▸ Activity:
Repeat the data word for word and skip the pictures.

▸ Data in this exercise:
▬▬▬▬▬▬▬▬▬▬

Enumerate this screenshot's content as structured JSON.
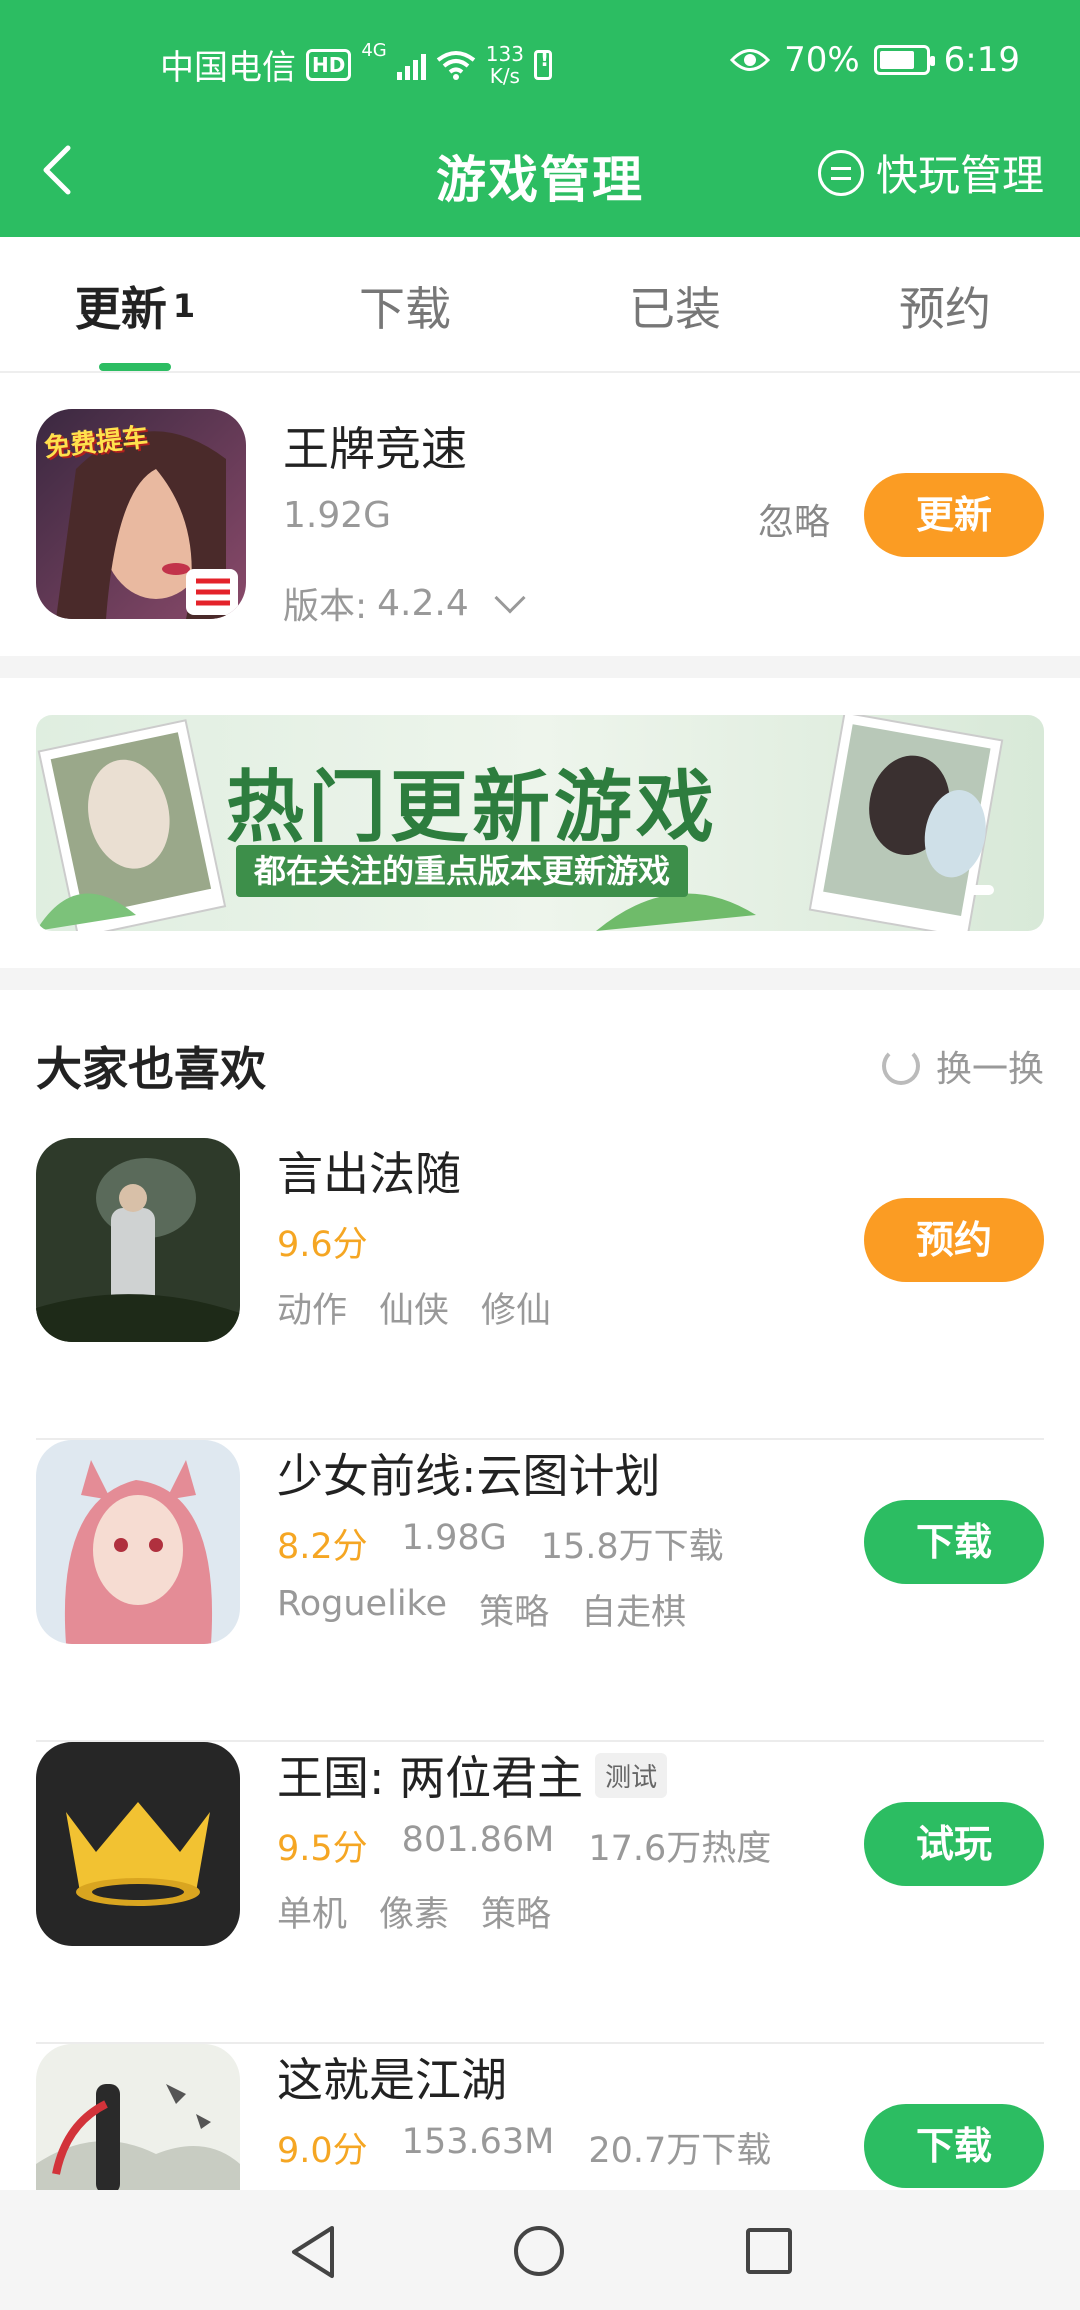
{
  "status_bar": {
    "carrier": "中国电信",
    "hd": "HD",
    "network": "4G",
    "speed_value": "133",
    "speed_unit": "K/s",
    "battery": "70%",
    "time": "6:19"
  },
  "header": {
    "title": "游戏管理",
    "quick_manage": "快玩管理"
  },
  "tabs": [
    {
      "label": "更新",
      "count": "1",
      "active": true
    },
    {
      "label": "下载"
    },
    {
      "label": "已装"
    },
    {
      "label": "预约"
    }
  ],
  "update_item": {
    "name": "王牌竞速",
    "size": "1.92G",
    "version_label": "版本:",
    "version": "4.2.4",
    "ignore": "忽略",
    "button": "更新",
    "icon_badge": "免费提车"
  },
  "banner": {
    "title": "热门更新游戏",
    "subtitle": "都在关注的重点版本更新游戏"
  },
  "recommend": {
    "title": "大家也喜欢",
    "refresh": "换一换",
    "games": [
      {
        "name": "言出法随",
        "score": "9.6分",
        "meta": [],
        "tags": [
          "动作",
          "仙侠",
          "修仙"
        ],
        "button": "预约",
        "button_color": "#fb9c23"
      },
      {
        "name": "少女前线:云图计划",
        "score": "8.2分",
        "meta": [
          "1.98G",
          "15.8万下载"
        ],
        "tags": [
          "Roguelike",
          "策略",
          "自走棋"
        ],
        "button": "下载",
        "button_color": "#2cbd62"
      },
      {
        "name": "王国: 两位君主",
        "badge": "测试",
        "score": "9.5分",
        "meta": [
          "801.86M",
          "17.6万热度"
        ],
        "tags": [
          "单机",
          "像素",
          "策略"
        ],
        "button": "试玩",
        "button_color": "#2cbd62"
      },
      {
        "name": "这就是江湖",
        "score": "9.0分",
        "meta": [
          "153.63M",
          "20.7万下载"
        ],
        "tags": [],
        "button": "下载",
        "button_color": "#2cbd62"
      }
    ]
  },
  "colors": {
    "brand_green": "#2cbd62",
    "accent_orange": "#fb9c23",
    "score_yellow": "#f5a623"
  }
}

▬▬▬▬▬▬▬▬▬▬

▸ Completed task:
Enumerate this screenshot's content as structured JSON.
{
  "status_bar": {
    "carrier": "中国电信",
    "hd": "HD",
    "network": "4G",
    "speed_value": "133",
    "speed_unit": "K/s",
    "battery": "70%",
    "time": "6:19"
  },
  "header": {
    "title": "游戏管理",
    "quick_manage": "快玩管理"
  },
  "tabs": [
    {
      "label": "更新",
      "count": "1",
      "active": true
    },
    {
      "label": "下载"
    },
    {
      "label": "已装"
    },
    {
      "label": "预约"
    }
  ],
  "update_item": {
    "name": "王牌竞速",
    "size": "1.92G",
    "version_label": "版本:",
    "version": "4.2.4",
    "ignore": "忽略",
    "button": "更新",
    "icon_badge": "免费提车"
  },
  "banner": {
    "title": "热门更新游戏",
    "subtitle": "都在关注的重点版本更新游戏"
  },
  "recommend": {
    "title": "大家也喜欢",
    "refresh": "换一换",
    "games": [
      {
        "name": "言出法随",
        "score": "9.6分",
        "meta": [],
        "tags": [
          "动作",
          "仙侠",
          "修仙"
        ],
        "button": "预约",
        "button_color": "#fb9c23"
      },
      {
        "name": "少女前线:云图计划",
        "score": "8.2分",
        "meta": [
          "1.98G",
          "15.8万下载"
        ],
        "tags": [
          "Roguelike",
          "策略",
          "自走棋"
        ],
        "button": "下载",
        "button_color": "#2cbd62"
      },
      {
        "name": "王国: 两位君主",
        "badge": "测试",
        "score": "9.5分",
        "meta": [
          "801.86M",
          "17.6万热度"
        ],
        "tags": [
          "单机",
          "像素",
          "策略"
        ],
        "button": "试玩",
        "button_color": "#2cbd62"
      },
      {
        "name": "这就是江湖",
        "score": "9.0分",
        "meta": [
          "153.63M",
          "20.7万下载"
        ],
        "tags": [],
        "button": "下载",
        "button_color": "#2cbd62"
      }
    ]
  },
  "colors": {
    "brand_green": "#2cbd62",
    "accent_orange": "#fb9c23",
    "score_yellow": "#f5a623"
  }
}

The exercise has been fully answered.